[INPUT RECORDS Boundary: Start]
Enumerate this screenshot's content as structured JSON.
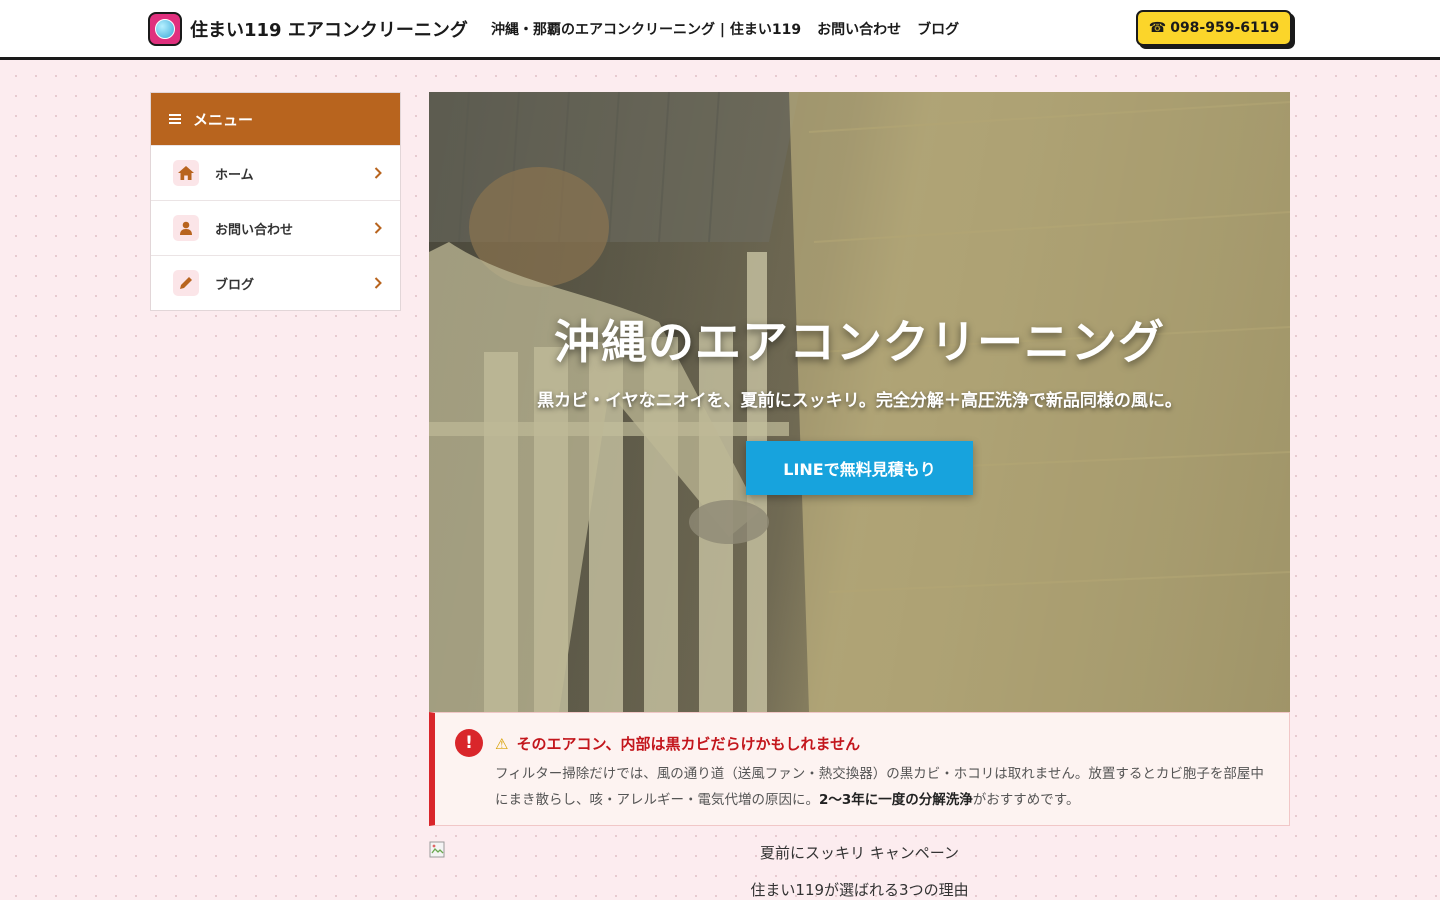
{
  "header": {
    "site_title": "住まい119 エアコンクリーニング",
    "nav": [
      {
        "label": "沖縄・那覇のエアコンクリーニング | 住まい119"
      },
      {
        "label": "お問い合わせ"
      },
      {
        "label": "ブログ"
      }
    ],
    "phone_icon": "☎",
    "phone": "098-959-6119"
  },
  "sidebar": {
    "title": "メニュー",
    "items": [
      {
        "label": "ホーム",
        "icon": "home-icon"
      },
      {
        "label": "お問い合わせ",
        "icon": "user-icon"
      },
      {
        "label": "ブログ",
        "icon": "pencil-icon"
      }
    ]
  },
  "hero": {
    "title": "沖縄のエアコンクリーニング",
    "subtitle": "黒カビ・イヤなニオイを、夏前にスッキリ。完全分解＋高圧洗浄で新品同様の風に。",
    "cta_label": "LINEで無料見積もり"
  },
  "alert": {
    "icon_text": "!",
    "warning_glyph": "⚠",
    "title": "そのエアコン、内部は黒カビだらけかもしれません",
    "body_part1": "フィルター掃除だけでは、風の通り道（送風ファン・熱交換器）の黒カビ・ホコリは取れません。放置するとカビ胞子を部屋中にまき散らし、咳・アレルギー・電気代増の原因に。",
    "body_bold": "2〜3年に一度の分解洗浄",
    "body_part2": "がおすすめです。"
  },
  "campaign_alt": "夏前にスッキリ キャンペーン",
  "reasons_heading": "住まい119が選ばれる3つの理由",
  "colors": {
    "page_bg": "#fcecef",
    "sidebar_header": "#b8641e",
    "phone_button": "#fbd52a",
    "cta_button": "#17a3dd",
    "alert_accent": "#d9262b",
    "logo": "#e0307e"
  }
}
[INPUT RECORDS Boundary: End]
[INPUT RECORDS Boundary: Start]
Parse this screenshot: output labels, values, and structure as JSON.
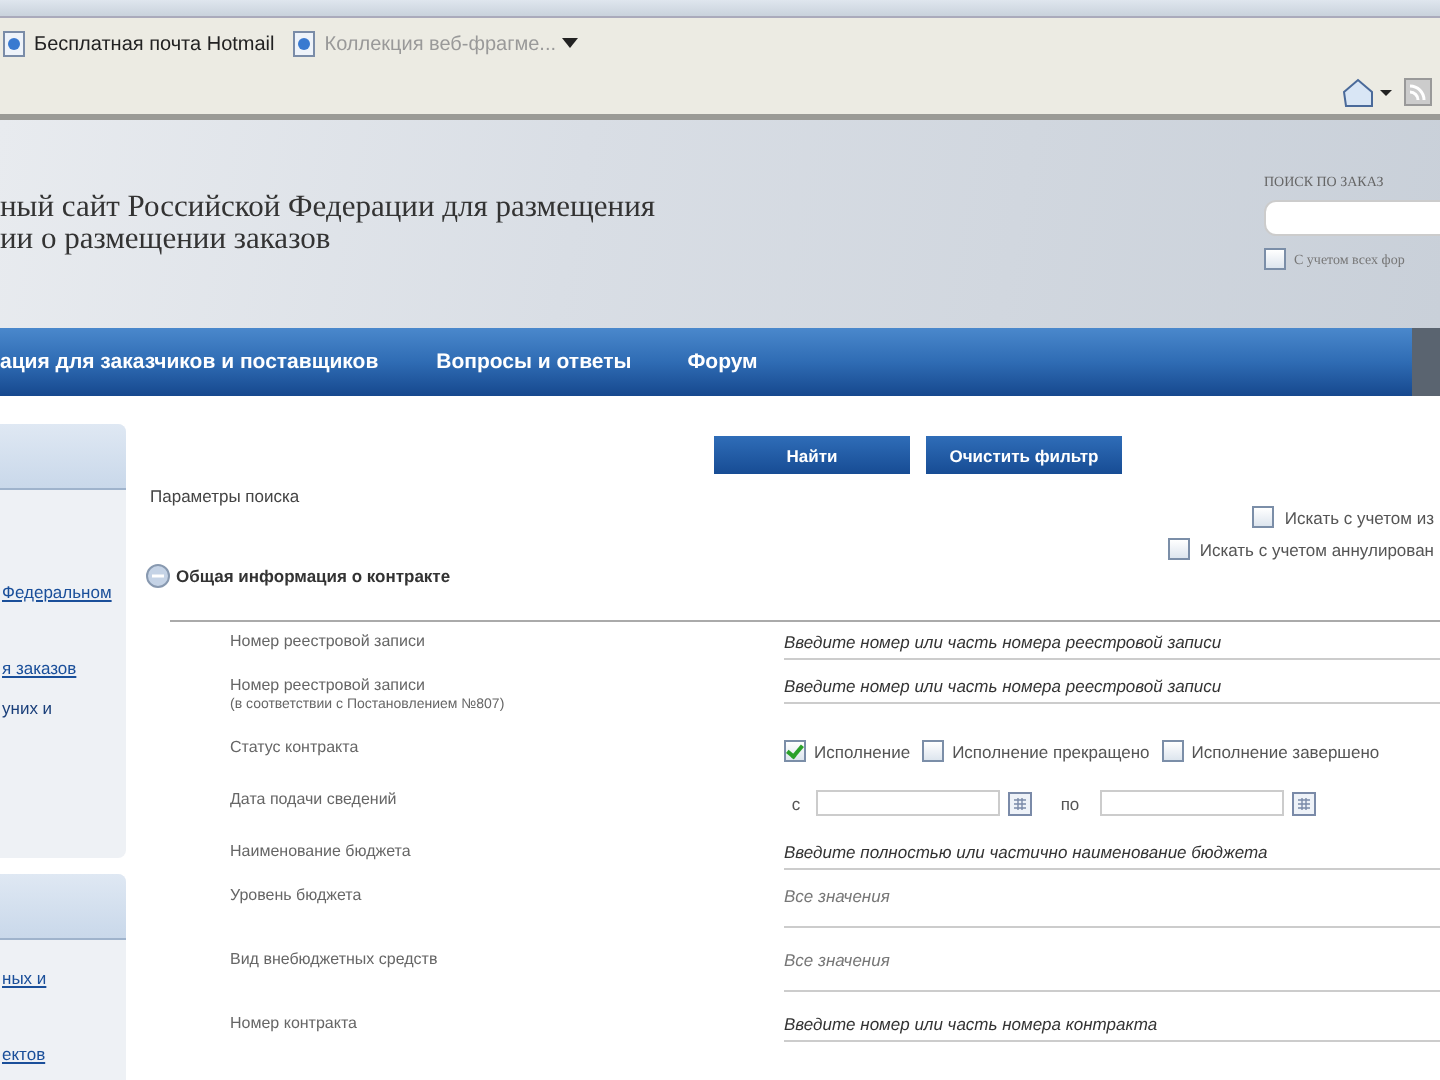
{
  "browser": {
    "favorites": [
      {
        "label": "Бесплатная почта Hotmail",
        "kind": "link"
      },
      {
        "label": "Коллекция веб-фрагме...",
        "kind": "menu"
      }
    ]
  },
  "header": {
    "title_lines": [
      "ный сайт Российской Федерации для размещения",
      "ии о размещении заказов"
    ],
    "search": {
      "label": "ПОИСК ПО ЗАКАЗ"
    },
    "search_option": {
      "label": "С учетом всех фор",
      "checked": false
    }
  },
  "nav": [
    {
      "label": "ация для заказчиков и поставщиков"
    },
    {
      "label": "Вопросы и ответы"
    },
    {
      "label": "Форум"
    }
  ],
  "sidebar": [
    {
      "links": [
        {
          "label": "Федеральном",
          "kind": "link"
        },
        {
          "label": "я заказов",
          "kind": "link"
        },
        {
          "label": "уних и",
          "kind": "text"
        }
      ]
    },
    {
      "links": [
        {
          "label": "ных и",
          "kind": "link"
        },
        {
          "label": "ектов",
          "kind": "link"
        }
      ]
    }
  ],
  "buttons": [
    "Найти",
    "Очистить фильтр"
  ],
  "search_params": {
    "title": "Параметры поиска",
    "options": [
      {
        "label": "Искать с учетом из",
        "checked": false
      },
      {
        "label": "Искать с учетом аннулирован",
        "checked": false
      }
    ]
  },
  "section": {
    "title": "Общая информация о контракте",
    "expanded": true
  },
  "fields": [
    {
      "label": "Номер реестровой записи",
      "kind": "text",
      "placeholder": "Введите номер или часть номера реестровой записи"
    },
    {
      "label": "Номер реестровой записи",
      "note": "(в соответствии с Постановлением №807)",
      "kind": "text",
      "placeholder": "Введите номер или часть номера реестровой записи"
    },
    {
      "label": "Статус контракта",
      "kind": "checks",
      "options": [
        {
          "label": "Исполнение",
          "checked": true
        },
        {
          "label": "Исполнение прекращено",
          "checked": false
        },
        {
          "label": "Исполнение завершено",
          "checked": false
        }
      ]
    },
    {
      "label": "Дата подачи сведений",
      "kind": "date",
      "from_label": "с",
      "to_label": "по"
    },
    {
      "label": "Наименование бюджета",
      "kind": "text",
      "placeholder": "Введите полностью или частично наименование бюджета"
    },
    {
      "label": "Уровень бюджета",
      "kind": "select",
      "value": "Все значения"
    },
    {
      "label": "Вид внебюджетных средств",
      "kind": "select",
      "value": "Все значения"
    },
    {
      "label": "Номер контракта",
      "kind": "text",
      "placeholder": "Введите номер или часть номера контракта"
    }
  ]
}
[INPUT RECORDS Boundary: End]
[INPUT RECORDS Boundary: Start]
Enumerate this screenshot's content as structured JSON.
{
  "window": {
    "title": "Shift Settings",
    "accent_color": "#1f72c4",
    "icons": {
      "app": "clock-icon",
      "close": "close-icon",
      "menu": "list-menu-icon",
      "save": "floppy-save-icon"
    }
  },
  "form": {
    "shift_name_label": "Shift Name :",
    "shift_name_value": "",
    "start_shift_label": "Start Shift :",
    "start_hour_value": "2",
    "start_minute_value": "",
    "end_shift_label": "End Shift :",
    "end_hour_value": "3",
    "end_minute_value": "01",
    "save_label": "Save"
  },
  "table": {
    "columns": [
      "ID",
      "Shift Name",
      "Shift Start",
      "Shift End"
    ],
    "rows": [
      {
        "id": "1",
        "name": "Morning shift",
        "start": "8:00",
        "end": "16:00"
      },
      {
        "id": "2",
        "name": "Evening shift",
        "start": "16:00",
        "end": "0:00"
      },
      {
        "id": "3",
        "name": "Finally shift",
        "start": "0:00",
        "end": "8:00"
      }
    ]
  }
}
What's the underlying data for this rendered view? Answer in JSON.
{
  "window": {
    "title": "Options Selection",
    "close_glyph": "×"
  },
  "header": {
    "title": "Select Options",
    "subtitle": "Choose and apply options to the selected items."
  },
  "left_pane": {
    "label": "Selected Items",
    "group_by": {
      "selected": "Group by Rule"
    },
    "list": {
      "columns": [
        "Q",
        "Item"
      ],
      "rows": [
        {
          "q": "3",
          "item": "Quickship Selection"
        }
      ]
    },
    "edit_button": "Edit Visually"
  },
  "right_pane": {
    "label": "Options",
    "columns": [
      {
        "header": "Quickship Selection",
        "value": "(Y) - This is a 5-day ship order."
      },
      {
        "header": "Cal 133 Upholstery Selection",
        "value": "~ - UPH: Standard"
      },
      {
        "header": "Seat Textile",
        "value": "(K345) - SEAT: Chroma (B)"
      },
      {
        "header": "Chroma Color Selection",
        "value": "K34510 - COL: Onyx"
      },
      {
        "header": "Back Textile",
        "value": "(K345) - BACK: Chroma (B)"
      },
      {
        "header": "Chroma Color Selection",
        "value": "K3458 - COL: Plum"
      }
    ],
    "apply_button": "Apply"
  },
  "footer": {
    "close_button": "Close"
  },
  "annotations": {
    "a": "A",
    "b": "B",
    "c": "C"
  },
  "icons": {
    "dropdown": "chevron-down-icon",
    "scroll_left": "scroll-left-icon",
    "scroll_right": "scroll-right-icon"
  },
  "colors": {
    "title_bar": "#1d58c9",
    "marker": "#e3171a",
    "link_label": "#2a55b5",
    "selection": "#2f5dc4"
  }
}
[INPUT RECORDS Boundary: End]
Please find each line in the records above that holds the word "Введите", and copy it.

      "placeholder": "Введите номер или часть номера реестровой записи"
      "placeholder": "Введите номер или часть номера реестровой записи"
      "placeholder": "Введите полностью или частично наименование бюджета"
      "placeholder": "Введите номер или часть номера контракта"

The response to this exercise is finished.